**ENTRIES PROVIDED**
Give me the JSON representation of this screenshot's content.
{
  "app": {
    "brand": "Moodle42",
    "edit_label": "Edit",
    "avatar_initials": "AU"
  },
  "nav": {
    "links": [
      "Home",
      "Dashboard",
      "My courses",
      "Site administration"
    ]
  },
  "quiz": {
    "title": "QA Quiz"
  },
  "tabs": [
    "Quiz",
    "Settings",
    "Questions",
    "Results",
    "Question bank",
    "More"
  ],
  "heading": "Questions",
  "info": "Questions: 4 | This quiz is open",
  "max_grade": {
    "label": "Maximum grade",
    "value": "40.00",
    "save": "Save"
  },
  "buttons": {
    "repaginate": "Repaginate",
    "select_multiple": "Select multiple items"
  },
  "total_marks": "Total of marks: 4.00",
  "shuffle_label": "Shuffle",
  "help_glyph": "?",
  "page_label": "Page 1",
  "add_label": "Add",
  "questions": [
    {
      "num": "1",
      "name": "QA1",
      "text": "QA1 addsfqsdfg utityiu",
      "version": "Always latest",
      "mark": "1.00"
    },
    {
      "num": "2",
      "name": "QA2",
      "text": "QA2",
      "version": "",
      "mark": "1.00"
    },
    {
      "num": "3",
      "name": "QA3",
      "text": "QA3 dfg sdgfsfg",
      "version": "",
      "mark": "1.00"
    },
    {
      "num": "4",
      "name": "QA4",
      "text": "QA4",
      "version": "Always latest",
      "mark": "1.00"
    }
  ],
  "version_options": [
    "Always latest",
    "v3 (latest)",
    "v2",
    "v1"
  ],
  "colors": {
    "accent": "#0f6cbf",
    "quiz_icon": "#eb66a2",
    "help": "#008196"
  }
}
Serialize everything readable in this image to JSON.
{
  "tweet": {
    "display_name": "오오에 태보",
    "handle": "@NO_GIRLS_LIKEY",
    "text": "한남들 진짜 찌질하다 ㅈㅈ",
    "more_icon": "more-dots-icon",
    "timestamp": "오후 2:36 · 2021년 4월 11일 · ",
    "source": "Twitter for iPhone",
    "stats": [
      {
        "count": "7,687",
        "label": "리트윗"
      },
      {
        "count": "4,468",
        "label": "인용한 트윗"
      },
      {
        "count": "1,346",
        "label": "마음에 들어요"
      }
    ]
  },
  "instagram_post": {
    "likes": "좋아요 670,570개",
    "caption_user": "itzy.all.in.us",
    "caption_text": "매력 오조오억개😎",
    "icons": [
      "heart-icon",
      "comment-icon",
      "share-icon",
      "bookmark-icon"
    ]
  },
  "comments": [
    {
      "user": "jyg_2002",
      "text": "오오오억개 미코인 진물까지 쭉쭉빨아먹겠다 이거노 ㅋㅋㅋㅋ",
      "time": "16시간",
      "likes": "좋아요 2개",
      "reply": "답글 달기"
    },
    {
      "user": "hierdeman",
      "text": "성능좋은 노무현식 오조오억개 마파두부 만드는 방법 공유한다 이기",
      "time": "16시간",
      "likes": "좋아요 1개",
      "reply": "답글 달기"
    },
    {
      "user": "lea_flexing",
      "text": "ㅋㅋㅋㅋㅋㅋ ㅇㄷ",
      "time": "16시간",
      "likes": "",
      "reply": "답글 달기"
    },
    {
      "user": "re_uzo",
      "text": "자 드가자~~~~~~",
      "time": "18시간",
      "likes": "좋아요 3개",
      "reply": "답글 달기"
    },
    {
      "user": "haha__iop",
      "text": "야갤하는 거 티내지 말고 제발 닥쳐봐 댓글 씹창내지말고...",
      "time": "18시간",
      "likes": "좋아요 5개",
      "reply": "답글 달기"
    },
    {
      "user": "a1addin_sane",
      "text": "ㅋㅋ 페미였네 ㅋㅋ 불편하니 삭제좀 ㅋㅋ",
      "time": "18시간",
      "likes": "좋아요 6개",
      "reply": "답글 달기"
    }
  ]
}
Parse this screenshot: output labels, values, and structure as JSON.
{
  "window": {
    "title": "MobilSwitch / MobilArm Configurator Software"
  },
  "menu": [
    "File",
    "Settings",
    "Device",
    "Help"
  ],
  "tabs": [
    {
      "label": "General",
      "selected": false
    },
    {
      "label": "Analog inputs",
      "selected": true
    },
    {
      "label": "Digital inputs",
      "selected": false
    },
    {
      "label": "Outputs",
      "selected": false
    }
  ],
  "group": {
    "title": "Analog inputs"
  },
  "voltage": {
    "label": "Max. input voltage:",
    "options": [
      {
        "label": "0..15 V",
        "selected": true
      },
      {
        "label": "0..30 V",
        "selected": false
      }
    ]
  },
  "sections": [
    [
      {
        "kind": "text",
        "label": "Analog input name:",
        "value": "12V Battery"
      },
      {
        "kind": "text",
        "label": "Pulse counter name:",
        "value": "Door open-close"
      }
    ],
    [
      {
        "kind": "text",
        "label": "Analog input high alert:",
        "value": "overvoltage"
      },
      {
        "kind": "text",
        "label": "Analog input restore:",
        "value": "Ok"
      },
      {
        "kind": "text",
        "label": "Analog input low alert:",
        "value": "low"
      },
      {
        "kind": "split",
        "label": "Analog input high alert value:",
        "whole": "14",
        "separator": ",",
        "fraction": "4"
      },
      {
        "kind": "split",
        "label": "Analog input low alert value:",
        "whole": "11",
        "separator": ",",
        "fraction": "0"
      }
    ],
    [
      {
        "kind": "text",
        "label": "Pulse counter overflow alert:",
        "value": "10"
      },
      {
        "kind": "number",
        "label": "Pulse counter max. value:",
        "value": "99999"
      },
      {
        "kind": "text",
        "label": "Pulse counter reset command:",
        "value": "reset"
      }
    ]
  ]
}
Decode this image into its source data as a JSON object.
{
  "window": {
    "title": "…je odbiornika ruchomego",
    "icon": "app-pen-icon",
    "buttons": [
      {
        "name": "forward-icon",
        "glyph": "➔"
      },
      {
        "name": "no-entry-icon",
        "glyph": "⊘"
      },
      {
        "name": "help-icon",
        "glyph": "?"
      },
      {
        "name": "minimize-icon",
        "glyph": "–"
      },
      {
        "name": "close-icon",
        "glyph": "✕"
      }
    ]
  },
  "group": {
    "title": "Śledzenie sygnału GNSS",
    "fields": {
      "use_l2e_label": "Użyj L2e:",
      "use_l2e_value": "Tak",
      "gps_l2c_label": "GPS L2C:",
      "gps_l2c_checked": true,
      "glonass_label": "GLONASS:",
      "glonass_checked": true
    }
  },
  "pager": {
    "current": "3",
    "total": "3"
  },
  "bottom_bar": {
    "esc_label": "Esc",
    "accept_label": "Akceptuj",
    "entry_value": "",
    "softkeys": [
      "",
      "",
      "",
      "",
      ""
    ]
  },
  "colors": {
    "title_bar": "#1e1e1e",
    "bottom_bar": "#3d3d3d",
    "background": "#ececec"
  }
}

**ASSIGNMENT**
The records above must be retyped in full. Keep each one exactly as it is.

**ANSWER FOR THIS EXERCISE**
Give me the JSON representation of this screenshot's content.
{
  "app": {
    "brand": "Moodle42",
    "edit_label": "Edit",
    "avatar_initials": "AU"
  },
  "nav": {
    "links": [
      "Home",
      "Dashboard",
      "My courses",
      "Site administration"
    ]
  },
  "quiz": {
    "title": "QA Quiz"
  },
  "tabs": [
    "Quiz",
    "Settings",
    "Questions",
    "Results",
    "Question bank",
    "More"
  ],
  "heading": "Questions",
  "info": "Questions: 4 | This quiz is open",
  "max_grade": {
    "label": "Maximum grade",
    "value": "40.00",
    "save": "Save"
  },
  "buttons": {
    "repaginate": "Repaginate",
    "select_multiple": "Select multiple items"
  },
  "total_marks": "Total of marks: 4.00",
  "shuffle_label": "Shuffle",
  "help_glyph": "?",
  "page_label": "Page 1",
  "add_label": "Add",
  "questions": [
    {
      "num": "1",
      "name": "QA1",
      "text": "QA1 addsfqsdfg utityiu",
      "version": "Always latest",
      "mark": "1.00"
    },
    {
      "num": "2",
      "name": "QA2",
      "text": "QA2",
      "version": "",
      "mark": "1.00"
    },
    {
      "num": "3",
      "name": "QA3",
      "text": "QA3 dfg sdgfsfg",
      "version": "",
      "mark": "1.00"
    },
    {
      "num": "4",
      "name": "QA4",
      "text": "QA4",
      "version": "Always latest",
      "mark": "1.00"
    }
  ],
  "version_options": [
    "Always latest",
    "v3 (latest)",
    "v2",
    "v1"
  ],
  "colors": {
    "accent": "#0f6cbf",
    "quiz_icon": "#eb66a2",
    "help": "#008196"
  }
}
Serialize everything readable in this image to JSON.
{
  "tweet": {
    "display_name": "오오에 태보",
    "handle": "@NO_GIRLS_LIKEY",
    "text": "한남들 진짜 찌질하다 ㅈㅈ",
    "more_icon": "more-dots-icon",
    "timestamp": "오후 2:36 · 2021년 4월 11일 · ",
    "source": "Twitter for iPhone",
    "stats": [
      {
        "count": "7,687",
        "label": "리트윗"
      },
      {
        "count": "4,468",
        "label": "인용한 트윗"
      },
      {
        "count": "1,346",
        "label": "마음에 들어요"
      }
    ]
  },
  "instagram_post": {
    "likes": "좋아요 670,570개",
    "caption_user": "itzy.all.in.us",
    "caption_text": "매력 오조오억개😎",
    "icons": [
      "heart-icon",
      "comment-icon",
      "share-icon",
      "bookmark-icon"
    ]
  },
  "comments": [
    {
      "user": "jyg_2002",
      "text": "오오오억개 미코인 진물까지 쭉쭉빨아먹겠다 이거노 ㅋㅋㅋㅋ",
      "time": "16시간",
      "likes": "좋아요 2개",
      "reply": "답글 달기"
    },
    {
      "user": "hierdeman",
      "text": "성능좋은 노무현식 오조오억개 마파두부 만드는 방법 공유한다 이기",
      "time": "16시간",
      "likes": "좋아요 1개",
      "reply": "답글 달기"
    },
    {
      "user": "lea_flexing",
      "text": "ㅋㅋㅋㅋㅋㅋ ㅇㄷ",
      "time": "16시간",
      "likes": "",
      "reply": "답글 달기"
    },
    {
      "user": "re_uzo",
      "text": "자 드가자~~~~~~",
      "time": "18시간",
      "likes": "좋아요 3개",
      "reply": "답글 달기"
    },
    {
      "user": "haha__iop",
      "text": "야갤하는 거 티내지 말고 제발 닥쳐봐 댓글 씹창내지말고...",
      "time": "18시간",
      "likes": "좋아요 5개",
      "reply": "답글 달기"
    },
    {
      "user": "a1addin_sane",
      "text": "ㅋㅋ 페미였네 ㅋㅋ 불편하니 삭제좀 ㅋㅋ",
      "time": "18시간",
      "likes": "좋아요 6개",
      "reply": "답글 달기"
    }
  ]
}
Parse this screenshot: output labels, values, and structure as JSON.
{
  "window": {
    "title": "MobilSwitch / MobilArm Configurator Software"
  },
  "menu": [
    "File",
    "Settings",
    "Device",
    "Help"
  ],
  "tabs": [
    {
      "label": "General",
      "selected": false
    },
    {
      "label": "Analog inputs",
      "selected": true
    },
    {
      "label": "Digital inputs",
      "selected": false
    },
    {
      "label": "Outputs",
      "selected": false
    }
  ],
  "group": {
    "title": "Analog inputs"
  },
  "voltage": {
    "label": "Max. input voltage:",
    "options": [
      {
        "label": "0..15 V",
        "selected": true
      },
      {
        "label": "0..30 V",
        "selected": false
      }
    ]
  },
  "sections": [
    [
      {
        "kind": "text",
        "label": "Analog input name:",
        "value": "12V Battery"
      },
      {
        "kind": "text",
        "label": "Pulse counter name:",
        "value": "Door open-close"
      }
    ],
    [
      {
        "kind": "text",
        "label": "Analog input high alert:",
        "value": "overvoltage"
      },
      {
        "kind": "text",
        "label": "Analog input restore:",
        "value": "Ok"
      },
      {
        "kind": "text",
        "label": "Analog input low alert:",
        "value": "low"
      },
      {
        "kind": "split",
        "label": "Analog input high alert value:",
        "whole": "14",
        "separator": ",",
        "fraction": "4"
      },
      {
        "kind": "split",
        "label": "Analog input low alert value:",
        "whole": "11",
        "separator": ",",
        "fraction": "0"
      }
    ],
    [
      {
        "kind": "text",
        "label": "Pulse counter overflow alert:",
        "value": "10"
      },
      {
        "kind": "number",
        "label": "Pulse counter max. value:",
        "value": "99999"
      },
      {
        "kind": "text",
        "label": "Pulse counter reset command:",
        "value": "reset"
      }
    ]
  ]
}
Decode this image into its source data as a JSON object.
{
  "window": {
    "title": "…je odbiornika ruchomego",
    "icon": "app-pen-icon",
    "buttons": [
      {
        "name": "forward-icon",
        "glyph": "➔"
      },
      {
        "name": "no-entry-icon",
        "glyph": "⊘"
      },
      {
        "name": "help-icon",
        "glyph": "?"
      },
      {
        "name": "minimize-icon",
        "glyph": "–"
      },
      {
        "name": "close-icon",
        "glyph": "✕"
      }
    ]
  },
  "group": {
    "title": "Śledzenie sygnału GNSS",
    "fields": {
      "use_l2e_label": "Użyj L2e:",
      "use_l2e_value": "Tak",
      "gps_l2c_label": "GPS L2C:",
      "gps_l2c_checked": true,
      "glonass_label": "GLONASS:",
      "glonass_checked": true
    }
  },
  "pager": {
    "current": "3",
    "total": "3"
  },
  "bottom_bar": {
    "esc_label": "Esc",
    "accept_label": "Akceptuj",
    "entry_value": "",
    "softkeys": [
      "",
      "",
      "",
      "",
      ""
    ]
  },
  "colors": {
    "title_bar": "#1e1e1e",
    "bottom_bar": "#3d3d3d",
    "background": "#ececec"
  }
}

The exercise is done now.